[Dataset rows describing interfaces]
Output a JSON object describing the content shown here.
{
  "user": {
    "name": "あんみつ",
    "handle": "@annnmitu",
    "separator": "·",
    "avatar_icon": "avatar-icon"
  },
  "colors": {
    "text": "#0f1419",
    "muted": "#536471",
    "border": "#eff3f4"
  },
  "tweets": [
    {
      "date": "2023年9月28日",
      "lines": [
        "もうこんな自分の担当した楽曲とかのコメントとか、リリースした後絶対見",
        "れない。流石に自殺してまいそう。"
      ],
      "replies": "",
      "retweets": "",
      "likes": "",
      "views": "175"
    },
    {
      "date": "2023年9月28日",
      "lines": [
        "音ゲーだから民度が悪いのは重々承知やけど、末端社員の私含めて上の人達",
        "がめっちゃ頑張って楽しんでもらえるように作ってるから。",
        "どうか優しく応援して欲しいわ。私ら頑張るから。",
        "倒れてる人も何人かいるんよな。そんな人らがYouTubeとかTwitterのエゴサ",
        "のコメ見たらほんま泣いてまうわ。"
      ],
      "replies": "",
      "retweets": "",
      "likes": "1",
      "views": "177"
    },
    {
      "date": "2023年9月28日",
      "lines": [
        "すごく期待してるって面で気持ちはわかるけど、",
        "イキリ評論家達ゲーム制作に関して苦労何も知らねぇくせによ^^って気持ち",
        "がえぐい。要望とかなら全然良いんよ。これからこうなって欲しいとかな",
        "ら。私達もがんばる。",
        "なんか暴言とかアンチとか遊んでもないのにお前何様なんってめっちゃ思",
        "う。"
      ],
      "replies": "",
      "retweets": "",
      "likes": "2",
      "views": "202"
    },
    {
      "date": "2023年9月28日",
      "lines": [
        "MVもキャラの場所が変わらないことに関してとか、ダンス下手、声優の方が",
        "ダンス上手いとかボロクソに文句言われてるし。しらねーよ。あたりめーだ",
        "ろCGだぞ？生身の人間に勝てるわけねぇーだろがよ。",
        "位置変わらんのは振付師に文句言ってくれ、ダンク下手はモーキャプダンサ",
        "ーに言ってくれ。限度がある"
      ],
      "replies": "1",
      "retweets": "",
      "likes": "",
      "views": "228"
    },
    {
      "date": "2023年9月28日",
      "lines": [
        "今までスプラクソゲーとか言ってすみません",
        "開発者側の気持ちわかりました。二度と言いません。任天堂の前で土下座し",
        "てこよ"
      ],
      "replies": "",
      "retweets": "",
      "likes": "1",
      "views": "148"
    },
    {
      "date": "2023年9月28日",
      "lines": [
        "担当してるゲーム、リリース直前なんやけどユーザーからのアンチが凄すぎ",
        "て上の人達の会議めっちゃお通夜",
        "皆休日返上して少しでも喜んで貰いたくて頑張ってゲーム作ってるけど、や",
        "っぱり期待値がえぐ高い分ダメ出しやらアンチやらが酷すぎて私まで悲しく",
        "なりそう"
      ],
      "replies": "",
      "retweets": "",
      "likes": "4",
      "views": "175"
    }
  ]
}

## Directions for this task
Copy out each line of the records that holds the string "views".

## The completed task
      "views": "175"
      "views": "177"
      "views": "202"
      "views": "228"
      "views": "148"
      "views": "175"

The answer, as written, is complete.